Every line below that holds the word "points" must be listed.

■ **Entries supplied**

════════

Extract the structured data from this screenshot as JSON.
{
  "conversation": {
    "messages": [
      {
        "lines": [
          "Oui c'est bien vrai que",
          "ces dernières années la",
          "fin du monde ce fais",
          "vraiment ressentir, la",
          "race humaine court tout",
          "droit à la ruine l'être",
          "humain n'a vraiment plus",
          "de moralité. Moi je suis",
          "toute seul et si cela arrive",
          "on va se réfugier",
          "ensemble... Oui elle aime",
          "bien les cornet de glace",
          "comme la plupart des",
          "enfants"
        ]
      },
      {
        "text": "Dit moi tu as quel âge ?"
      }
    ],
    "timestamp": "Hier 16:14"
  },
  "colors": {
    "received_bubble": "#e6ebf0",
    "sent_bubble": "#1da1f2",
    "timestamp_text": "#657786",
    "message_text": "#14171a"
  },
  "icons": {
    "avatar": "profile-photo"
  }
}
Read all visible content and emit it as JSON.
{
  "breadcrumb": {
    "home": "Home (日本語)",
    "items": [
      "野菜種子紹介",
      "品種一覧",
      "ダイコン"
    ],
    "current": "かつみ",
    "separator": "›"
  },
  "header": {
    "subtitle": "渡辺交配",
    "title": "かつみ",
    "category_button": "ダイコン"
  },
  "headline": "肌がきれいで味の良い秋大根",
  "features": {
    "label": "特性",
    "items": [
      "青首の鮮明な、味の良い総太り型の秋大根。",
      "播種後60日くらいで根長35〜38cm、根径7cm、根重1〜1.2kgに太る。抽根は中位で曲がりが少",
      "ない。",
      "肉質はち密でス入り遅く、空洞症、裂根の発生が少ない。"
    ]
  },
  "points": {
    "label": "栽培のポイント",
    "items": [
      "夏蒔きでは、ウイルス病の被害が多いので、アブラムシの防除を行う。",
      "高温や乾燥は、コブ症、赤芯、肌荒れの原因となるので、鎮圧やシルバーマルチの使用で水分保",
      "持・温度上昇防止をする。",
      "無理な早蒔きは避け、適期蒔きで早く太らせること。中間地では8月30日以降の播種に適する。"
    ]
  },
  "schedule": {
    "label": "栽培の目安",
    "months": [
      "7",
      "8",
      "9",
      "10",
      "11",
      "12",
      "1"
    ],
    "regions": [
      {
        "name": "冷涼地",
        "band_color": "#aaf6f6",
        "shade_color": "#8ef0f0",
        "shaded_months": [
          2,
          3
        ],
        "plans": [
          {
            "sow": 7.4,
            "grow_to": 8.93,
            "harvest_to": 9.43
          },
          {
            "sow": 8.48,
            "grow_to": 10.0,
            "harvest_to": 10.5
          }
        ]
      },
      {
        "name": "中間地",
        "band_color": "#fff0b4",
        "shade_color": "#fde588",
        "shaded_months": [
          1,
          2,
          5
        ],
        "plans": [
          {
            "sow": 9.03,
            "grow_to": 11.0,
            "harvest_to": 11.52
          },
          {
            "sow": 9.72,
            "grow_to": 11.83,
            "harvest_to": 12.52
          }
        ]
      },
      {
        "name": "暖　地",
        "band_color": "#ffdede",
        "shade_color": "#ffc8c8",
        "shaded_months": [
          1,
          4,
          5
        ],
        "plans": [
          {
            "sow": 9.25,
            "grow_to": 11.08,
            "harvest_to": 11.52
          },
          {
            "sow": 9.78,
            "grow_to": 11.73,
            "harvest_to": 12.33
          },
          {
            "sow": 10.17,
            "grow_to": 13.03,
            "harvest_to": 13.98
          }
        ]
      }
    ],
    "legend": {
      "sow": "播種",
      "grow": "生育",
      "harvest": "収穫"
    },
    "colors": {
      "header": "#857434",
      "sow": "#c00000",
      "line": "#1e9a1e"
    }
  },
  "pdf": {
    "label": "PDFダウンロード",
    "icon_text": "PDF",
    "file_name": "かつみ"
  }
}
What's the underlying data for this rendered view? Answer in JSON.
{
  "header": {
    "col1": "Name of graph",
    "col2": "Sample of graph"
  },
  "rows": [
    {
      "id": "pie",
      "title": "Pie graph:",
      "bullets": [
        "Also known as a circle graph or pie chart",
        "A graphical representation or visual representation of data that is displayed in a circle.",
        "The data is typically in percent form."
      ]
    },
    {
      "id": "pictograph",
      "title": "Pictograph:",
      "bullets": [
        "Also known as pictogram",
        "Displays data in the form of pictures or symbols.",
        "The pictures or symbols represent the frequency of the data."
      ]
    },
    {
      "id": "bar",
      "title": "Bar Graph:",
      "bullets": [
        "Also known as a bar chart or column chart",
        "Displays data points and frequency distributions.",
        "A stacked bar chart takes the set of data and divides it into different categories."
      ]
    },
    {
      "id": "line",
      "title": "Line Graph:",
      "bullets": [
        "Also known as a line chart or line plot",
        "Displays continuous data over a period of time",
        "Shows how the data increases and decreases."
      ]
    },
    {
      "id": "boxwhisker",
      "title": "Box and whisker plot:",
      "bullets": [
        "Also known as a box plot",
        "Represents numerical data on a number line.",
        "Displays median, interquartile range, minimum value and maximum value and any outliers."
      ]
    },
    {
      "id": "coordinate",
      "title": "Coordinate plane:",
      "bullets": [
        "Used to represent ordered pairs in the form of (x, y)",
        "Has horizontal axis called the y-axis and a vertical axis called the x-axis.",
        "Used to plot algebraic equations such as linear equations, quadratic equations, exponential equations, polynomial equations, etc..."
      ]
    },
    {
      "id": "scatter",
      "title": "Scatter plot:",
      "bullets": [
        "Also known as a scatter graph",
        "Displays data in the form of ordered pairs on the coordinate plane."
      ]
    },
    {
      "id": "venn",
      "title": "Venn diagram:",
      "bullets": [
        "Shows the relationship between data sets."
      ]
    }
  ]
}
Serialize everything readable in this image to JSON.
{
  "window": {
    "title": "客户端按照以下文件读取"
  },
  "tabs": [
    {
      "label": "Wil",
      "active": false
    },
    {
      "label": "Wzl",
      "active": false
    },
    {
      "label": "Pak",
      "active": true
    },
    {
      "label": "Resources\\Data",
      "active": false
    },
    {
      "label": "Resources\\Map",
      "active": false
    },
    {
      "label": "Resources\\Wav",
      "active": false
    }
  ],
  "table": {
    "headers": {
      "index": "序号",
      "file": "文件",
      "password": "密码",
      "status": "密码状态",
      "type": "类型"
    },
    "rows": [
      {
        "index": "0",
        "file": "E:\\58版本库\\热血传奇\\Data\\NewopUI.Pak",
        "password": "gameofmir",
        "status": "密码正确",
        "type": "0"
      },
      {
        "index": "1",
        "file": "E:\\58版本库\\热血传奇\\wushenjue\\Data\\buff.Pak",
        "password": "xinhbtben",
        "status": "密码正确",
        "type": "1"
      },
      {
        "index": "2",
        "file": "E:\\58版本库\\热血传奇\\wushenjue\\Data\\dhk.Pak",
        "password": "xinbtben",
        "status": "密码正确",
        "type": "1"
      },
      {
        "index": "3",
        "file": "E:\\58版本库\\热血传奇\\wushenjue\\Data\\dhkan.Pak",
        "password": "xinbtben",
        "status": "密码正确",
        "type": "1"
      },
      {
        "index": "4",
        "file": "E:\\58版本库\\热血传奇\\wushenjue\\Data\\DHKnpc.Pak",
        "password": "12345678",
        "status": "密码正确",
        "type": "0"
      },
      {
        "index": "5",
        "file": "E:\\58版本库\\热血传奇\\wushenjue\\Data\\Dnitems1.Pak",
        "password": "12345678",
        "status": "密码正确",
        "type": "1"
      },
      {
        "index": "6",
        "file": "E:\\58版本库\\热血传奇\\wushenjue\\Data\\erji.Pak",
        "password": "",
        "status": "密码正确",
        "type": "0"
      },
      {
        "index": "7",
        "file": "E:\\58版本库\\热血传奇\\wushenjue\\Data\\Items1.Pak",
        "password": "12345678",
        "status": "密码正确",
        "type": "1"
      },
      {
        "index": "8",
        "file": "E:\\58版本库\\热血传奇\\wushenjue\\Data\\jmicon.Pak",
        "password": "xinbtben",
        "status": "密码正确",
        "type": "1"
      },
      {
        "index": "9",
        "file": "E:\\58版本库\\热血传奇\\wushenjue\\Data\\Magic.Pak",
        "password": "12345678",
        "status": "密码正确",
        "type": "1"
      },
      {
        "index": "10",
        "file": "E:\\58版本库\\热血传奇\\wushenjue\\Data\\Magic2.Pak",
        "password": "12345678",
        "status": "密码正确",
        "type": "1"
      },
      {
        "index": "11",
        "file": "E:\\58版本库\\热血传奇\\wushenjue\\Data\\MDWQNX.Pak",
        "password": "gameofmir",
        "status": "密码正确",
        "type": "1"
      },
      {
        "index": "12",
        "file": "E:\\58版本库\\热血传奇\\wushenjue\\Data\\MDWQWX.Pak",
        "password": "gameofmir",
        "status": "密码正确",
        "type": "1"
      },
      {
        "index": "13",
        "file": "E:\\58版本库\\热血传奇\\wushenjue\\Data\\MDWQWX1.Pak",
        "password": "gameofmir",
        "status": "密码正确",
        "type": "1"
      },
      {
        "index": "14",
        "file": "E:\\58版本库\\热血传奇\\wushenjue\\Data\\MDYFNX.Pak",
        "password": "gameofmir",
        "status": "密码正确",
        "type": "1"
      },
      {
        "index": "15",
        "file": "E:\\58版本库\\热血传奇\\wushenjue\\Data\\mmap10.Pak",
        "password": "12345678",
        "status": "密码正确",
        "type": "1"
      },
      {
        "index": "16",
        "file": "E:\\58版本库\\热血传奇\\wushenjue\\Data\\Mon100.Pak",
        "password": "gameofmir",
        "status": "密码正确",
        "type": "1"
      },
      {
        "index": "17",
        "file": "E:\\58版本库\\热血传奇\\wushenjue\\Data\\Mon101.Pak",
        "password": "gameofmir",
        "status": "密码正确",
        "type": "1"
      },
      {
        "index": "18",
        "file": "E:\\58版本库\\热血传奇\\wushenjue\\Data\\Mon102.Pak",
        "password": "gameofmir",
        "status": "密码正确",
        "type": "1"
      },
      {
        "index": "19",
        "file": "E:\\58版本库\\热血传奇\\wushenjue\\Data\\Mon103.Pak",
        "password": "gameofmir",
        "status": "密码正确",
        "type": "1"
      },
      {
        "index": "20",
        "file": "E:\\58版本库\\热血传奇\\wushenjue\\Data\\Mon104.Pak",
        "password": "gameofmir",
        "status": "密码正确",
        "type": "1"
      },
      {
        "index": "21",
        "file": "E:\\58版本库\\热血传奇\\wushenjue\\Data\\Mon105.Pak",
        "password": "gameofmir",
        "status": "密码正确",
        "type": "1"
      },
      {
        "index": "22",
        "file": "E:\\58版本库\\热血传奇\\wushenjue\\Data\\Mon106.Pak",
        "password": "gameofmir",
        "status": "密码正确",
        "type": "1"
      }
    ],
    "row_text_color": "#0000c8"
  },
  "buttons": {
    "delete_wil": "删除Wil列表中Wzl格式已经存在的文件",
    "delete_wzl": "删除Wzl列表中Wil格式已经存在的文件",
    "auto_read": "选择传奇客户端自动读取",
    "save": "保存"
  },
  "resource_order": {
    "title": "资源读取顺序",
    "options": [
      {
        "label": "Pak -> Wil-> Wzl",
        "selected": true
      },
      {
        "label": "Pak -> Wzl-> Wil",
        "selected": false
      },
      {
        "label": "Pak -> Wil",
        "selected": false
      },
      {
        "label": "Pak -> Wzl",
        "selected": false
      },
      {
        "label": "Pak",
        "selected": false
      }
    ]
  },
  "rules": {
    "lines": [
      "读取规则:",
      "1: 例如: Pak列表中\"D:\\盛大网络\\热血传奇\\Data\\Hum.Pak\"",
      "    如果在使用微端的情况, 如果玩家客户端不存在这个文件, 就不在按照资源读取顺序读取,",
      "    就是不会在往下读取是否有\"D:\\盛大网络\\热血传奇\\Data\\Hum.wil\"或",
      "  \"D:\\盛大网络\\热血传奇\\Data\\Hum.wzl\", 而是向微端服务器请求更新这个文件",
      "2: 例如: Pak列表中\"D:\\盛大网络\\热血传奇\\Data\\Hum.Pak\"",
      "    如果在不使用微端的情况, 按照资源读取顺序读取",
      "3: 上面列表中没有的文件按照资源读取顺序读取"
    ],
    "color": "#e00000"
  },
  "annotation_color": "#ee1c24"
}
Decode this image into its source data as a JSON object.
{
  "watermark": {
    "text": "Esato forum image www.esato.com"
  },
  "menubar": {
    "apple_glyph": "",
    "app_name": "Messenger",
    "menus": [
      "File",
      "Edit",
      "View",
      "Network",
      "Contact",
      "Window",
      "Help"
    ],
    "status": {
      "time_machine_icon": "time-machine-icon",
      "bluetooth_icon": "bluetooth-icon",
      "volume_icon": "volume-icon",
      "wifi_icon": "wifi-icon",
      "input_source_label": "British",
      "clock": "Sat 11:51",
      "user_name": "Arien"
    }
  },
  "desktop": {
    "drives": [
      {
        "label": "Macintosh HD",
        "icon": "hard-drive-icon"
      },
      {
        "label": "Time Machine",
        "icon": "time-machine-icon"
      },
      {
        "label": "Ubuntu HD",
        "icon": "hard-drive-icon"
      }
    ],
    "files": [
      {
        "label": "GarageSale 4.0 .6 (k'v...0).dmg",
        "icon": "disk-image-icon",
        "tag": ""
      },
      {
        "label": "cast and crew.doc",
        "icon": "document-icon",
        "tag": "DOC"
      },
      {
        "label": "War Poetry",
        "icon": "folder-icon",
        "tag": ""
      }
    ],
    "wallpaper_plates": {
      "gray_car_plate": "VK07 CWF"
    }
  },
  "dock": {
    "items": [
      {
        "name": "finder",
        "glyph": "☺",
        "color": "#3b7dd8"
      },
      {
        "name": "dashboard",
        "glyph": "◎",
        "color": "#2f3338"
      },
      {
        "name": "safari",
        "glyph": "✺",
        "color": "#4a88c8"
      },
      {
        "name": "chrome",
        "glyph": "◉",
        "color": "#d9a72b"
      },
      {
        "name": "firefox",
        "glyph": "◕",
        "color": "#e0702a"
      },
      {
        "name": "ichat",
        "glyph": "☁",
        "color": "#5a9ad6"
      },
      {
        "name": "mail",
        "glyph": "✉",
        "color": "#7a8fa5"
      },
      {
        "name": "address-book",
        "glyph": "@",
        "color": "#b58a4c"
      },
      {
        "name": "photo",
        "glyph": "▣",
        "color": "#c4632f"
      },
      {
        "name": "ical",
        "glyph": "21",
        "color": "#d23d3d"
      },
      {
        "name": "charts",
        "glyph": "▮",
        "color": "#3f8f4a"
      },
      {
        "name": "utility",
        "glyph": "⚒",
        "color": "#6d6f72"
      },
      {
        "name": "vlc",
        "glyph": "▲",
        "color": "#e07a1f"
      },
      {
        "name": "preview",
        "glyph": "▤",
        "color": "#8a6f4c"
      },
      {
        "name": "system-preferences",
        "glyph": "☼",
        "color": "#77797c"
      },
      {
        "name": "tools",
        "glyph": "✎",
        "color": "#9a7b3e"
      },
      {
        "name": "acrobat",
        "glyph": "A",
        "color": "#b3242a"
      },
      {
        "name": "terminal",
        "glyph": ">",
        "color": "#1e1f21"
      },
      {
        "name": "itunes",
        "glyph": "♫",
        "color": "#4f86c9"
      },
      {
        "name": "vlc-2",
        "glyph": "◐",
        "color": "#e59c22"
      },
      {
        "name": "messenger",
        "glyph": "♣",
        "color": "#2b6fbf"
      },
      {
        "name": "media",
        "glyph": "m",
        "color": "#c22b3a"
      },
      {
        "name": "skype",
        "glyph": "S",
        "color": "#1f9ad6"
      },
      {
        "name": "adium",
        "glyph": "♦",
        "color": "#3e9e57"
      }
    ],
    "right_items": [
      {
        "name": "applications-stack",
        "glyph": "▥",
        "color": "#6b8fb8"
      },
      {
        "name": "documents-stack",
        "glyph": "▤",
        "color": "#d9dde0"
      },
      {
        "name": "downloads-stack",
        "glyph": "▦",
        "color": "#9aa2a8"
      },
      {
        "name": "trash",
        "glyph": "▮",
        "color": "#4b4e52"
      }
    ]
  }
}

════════

■ **Written answer**
  "points": {
        "Displays data points and frequency distributions.",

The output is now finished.